NEBIAS was launched in November 2013 as a 4-year project and is funded by the EU under the Future and Emerging Technologies scheme with almost EUR 3.5 million. Together with its predecessor project CYBERHAND, NEBIAS can be seen as an example for the importance of EU funding for long lasting and intense multi-disciplinary research.
In this short interview, project coordinator Silvestro Micera reflects the importance of the EU FET funding for his research and describes how his innovation can help European citizens.
Silvestro, what was the main added value of EU funding to your project?
NEBIAS allowed us to move from a short-term proof of concept to long-term clinical test. This is of course extremely important for us and probably only the FET scheme would have funded this project for its “high-risk” characteristics.
Research in your field requires continuity. How important was the sustained EU funding for your research over several projects?
The FET scheme started funding us since 1998 (at that time it was “ESPRIT long-term research”) and it was crucial for our activities. Now we are exploiting this technology also for other applications such as vision restoration, neuromodulation of the autonomic nervous system, restoration of grasping function after stroke and spinal cord injury. We call this project in my lab “i4LIFE”. We are starting collaboration also on humanities and history. For example we recently published a paper in the journal Neurology about the work of a pioneer in the field, Giuliano Vanghetti.
How can European citizens benefit from the outcome/results of your project?
We are going to provide to amputees the most advanced solution in terms of functional restoration. This is going to improve their quality of life and improve their inclusion in everyday activities.
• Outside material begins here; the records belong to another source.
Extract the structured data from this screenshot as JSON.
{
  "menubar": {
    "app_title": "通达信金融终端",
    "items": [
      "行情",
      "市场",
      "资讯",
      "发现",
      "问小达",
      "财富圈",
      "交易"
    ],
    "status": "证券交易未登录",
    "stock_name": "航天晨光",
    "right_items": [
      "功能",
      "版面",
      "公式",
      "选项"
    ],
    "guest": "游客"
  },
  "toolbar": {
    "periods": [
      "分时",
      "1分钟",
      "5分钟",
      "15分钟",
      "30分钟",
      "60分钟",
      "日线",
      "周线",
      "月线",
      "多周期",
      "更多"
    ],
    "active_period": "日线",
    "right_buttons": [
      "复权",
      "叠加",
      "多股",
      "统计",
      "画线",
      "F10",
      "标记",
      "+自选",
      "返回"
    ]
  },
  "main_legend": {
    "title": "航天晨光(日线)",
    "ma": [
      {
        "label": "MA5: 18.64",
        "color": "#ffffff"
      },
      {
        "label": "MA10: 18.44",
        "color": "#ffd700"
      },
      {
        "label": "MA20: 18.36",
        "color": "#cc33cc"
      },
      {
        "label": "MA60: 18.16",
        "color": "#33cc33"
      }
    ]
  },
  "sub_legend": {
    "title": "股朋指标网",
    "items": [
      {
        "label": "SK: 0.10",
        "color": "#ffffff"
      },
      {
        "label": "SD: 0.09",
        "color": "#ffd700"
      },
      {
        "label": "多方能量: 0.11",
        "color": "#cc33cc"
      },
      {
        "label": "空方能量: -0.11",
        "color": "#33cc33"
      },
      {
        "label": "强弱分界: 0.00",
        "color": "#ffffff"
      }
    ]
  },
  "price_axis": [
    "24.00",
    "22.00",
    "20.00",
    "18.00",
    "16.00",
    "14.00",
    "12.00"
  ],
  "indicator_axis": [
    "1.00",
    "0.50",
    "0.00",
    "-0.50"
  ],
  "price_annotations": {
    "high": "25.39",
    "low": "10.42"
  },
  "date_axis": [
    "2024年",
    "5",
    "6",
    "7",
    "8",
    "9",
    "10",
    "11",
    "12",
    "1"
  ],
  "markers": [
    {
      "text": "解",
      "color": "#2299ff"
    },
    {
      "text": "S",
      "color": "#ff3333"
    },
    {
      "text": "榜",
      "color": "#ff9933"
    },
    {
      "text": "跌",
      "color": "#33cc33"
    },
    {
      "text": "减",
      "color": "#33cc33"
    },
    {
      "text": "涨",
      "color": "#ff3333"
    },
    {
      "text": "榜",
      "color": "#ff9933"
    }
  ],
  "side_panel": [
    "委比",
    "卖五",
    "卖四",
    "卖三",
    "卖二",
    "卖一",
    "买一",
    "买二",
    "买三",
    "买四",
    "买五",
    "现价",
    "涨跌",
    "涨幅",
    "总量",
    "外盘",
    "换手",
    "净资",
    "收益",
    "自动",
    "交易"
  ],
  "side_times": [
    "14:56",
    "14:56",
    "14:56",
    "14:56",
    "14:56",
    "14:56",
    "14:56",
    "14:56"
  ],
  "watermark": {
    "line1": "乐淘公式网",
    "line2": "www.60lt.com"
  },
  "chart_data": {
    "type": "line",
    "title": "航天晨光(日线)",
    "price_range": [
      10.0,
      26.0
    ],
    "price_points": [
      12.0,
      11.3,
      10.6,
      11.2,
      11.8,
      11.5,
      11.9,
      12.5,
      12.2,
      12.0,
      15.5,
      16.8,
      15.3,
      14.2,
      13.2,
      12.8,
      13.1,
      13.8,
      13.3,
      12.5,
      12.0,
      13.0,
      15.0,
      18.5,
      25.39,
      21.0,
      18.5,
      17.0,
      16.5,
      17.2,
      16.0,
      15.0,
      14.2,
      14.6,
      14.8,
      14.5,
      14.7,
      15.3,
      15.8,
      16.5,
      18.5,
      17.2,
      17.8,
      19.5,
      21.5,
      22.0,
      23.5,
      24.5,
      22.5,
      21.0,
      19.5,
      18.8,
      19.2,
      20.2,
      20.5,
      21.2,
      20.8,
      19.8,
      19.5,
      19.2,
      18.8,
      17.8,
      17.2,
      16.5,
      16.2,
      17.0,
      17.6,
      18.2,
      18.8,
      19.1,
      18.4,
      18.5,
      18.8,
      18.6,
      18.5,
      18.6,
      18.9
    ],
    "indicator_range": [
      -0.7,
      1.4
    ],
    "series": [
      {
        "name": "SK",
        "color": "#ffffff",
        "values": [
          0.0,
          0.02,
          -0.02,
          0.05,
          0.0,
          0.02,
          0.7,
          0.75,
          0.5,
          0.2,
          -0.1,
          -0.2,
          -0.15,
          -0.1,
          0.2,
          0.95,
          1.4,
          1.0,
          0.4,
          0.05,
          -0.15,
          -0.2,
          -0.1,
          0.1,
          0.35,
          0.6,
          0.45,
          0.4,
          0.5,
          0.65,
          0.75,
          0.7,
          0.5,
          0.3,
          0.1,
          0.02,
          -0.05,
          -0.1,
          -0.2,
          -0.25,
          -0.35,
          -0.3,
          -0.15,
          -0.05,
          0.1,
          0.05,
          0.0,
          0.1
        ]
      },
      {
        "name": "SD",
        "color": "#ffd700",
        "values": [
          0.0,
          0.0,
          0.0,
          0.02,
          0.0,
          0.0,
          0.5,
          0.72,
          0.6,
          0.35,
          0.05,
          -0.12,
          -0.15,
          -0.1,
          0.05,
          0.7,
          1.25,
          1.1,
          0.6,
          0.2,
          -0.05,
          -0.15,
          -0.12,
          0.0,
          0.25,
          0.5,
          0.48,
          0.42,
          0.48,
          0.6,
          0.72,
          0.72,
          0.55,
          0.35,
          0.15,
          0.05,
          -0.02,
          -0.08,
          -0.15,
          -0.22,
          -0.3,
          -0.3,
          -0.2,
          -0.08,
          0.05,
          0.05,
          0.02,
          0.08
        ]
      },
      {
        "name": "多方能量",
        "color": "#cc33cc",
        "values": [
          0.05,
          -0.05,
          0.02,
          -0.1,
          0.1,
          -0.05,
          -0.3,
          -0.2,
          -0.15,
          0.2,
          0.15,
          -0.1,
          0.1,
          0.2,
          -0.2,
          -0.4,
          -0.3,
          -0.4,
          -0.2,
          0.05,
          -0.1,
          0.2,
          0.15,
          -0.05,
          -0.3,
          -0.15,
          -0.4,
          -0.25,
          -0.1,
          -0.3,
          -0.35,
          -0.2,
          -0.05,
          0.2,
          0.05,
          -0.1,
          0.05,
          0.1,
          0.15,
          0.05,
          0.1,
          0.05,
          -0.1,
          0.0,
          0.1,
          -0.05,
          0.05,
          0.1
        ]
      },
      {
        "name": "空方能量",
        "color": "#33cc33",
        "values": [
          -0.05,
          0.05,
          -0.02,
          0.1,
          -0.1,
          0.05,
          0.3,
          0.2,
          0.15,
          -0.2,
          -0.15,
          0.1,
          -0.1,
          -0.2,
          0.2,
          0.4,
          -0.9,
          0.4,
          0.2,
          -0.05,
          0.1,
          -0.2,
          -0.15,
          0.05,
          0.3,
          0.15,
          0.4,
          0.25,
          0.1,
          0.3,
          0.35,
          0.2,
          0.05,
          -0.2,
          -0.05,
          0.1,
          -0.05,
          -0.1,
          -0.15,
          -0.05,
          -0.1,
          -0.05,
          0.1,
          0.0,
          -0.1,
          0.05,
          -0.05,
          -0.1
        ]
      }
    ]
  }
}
Moreover, we are planning to exploit the technology developed during NEBIAS in new applications under the large umbrella of “bioelectronic medicine”.
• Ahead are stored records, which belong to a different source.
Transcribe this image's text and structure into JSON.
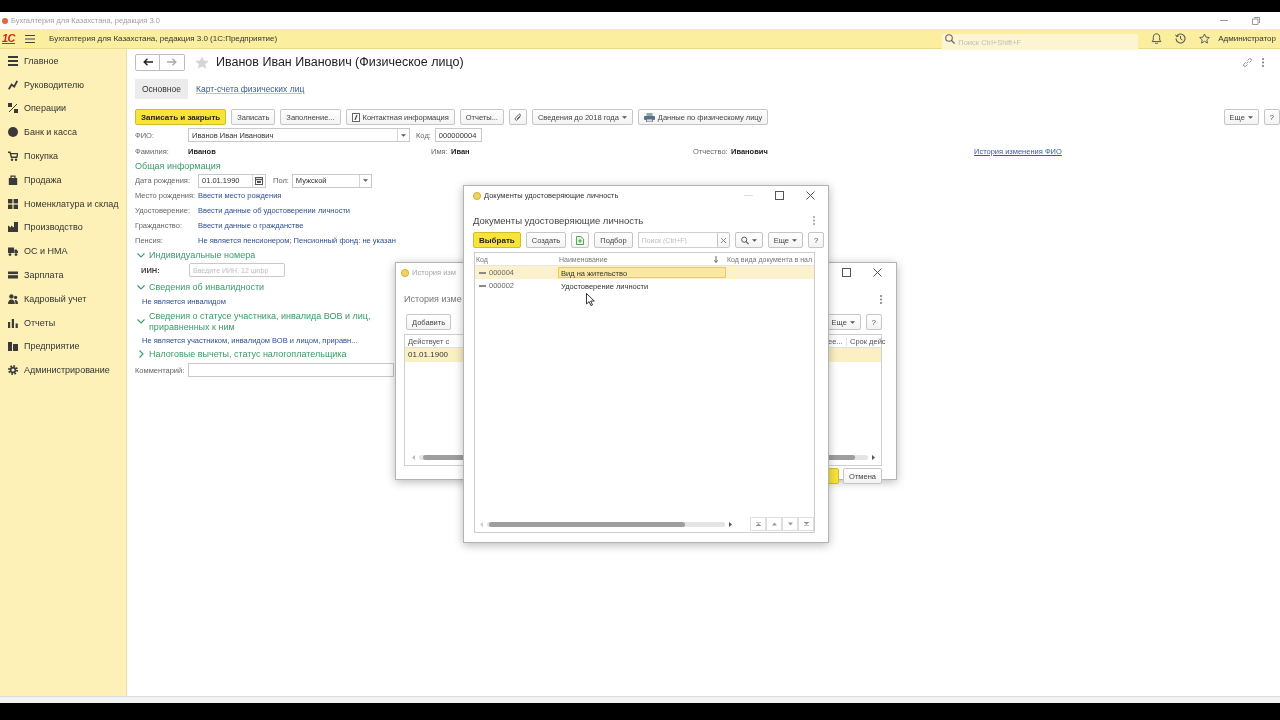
{
  "window": {
    "title": "Бухгалтерия для Казахстана, редакция 3.0"
  },
  "header": {
    "logo": "1С",
    "title": "Бухгалтерия для Казахстана, редакция 3.0 (1С:Предприятие)",
    "search": {
      "placeholder": "Поиск Ctrl+Shift+F"
    },
    "user": "Администратор"
  },
  "sidebar": {
    "items": [
      {
        "label": "Главное",
        "selected": false
      },
      {
        "label": "Руководителю",
        "selected": false
      },
      {
        "label": "Операции",
        "selected": false
      },
      {
        "label": "Банк и касса",
        "selected": false
      },
      {
        "label": "Покупка",
        "selected": false
      },
      {
        "label": "Продажа",
        "selected": false
      },
      {
        "label": "Номенклатура и склад",
        "selected": false
      },
      {
        "label": "Производство",
        "selected": false
      },
      {
        "label": "ОС и НМА",
        "selected": false
      },
      {
        "label": "Зарплата",
        "selected": false
      },
      {
        "label": "Кадровый учет",
        "selected": false
      },
      {
        "label": "Отчеты",
        "selected": false
      },
      {
        "label": "Предприятие",
        "selected": false
      },
      {
        "label": "Администрирование",
        "selected": false
      }
    ]
  },
  "form": {
    "title": "Иванов Иван Иванович (Физическое лицо)",
    "starred": false,
    "tabs": [
      {
        "label": "Основное",
        "selected": true
      },
      {
        "label": "Карт-счета физических лиц",
        "selected": false
      }
    ],
    "toolbar": [
      {
        "label": "Записать и закрыть",
        "kind": "primary"
      },
      {
        "label": "Записать",
        "kind": "plain"
      },
      {
        "label": "Заполнение...",
        "kind": "plain"
      },
      {
        "label": "Контактная информация",
        "kind": "contact"
      },
      {
        "label": "Отчеты...",
        "kind": "plain"
      },
      {
        "kind": "attach"
      },
      {
        "label": "Сведения до 2018 года",
        "kind": "dropdown"
      },
      {
        "label": "Данные по физическому лицу",
        "kind": "print"
      }
    ],
    "toolbar_right": [
      {
        "label": "Еще",
        "kind": "dropdown"
      },
      {
        "label": "?",
        "kind": "plain"
      }
    ],
    "fio": {
      "label": "ФИО:",
      "value": "Иванов Иван Иванович"
    },
    "code": {
      "label": "Код:",
      "value": "000000004"
    },
    "name_parts": [
      {
        "label": "Фамилия:",
        "value": "Иванов"
      },
      {
        "label": "Имя:",
        "value": "Иван"
      },
      {
        "label": "Отчество:",
        "value": "Иванович"
      }
    ],
    "history_link": "История изменения ФИО",
    "general": {
      "title": "Общая информация",
      "birth_date": {
        "label": "Дата рождения:",
        "value": "01.01.1990"
      },
      "gender": {
        "label": "Пол:",
        "value": "Мужской"
      },
      "links": [
        {
          "label": "Место рождения:",
          "value": "Ввести место рождения"
        },
        {
          "label": "Удостоверение:",
          "value": "Ввести данные об удостоверении личности"
        },
        {
          "label": "Гражданство:",
          "value": "Ввести данные о гражданстве"
        },
        {
          "label": "Пенсия:",
          "value": "Не является пенсионером; Пенсионный фонд: не указан"
        }
      ]
    },
    "groups": [
      {
        "title": "Индивидуальные номера",
        "expanded": true,
        "field": {
          "label": "ИИН:",
          "placeholder": "Введите ИИН, 12 цифр"
        }
      },
      {
        "title": "Сведения об инвалидности",
        "expanded": true,
        "text": "Не является инвалидом"
      },
      {
        "title": "Сведения о статусе участника, инвалида ВОВ и лиц, приравненных к ним",
        "expanded": true,
        "text": "Не является участником, инвалидом ВОВ и лицом, приравн..."
      },
      {
        "title": "Налоговые вычеты, статус налогоплательщика",
        "expanded": false
      }
    ],
    "comment": {
      "label": "Комментарий:"
    }
  },
  "history_dialog": {
    "title": "История изм",
    "heading": "История изме",
    "toolbar_left": [
      {
        "label": "Добавить",
        "kind": "plain"
      }
    ],
    "toolbar_right": [
      {
        "label": "Еще",
        "kind": "dropdown"
      },
      {
        "label": "?",
        "kind": "plain"
      }
    ],
    "columns": [
      {
        "label": "Действует с"
      },
      {
        "label": "ее..."
      },
      {
        "label": "Срок дейс"
      }
    ],
    "rows": [
      {
        "cells": [
          "01.01.1900"
        ],
        "selected": true
      }
    ],
    "cancel_button": "Отмена"
  },
  "documents_dialog": {
    "title": "Документы удостоверяющие личность",
    "heading": "Документы удостоверяющие личность",
    "toolbar": [
      {
        "label": "Выбрать",
        "kind": "primary"
      },
      {
        "label": "Создать",
        "kind": "plain"
      },
      {
        "kind": "copy"
      },
      {
        "label": "Подбор",
        "kind": "plain"
      },
      {
        "kind": "search",
        "placeholder": "Поиск (Ctrl+F)"
      },
      {
        "kind": "find"
      },
      {
        "label": "Еще",
        "kind": "dropdown"
      },
      {
        "label": "?",
        "kind": "plain"
      }
    ],
    "columns": [
      "Код",
      "Наименование",
      "Код вида документа в нал"
    ],
    "rows": [
      {
        "code": "000004",
        "name": "Вид на жительство",
        "selected": true
      },
      {
        "code": "000002",
        "name": "Удостоверение личности",
        "selected": false
      }
    ]
  }
}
- Restoring sensory feedback to amputees tell the story of the successful project in more detail;
- A guest blog post by Silvestro Micera focuses on the importance of continuous research within the EU;
- The website of the NEBIAS project contains all the information about the project and its current actions.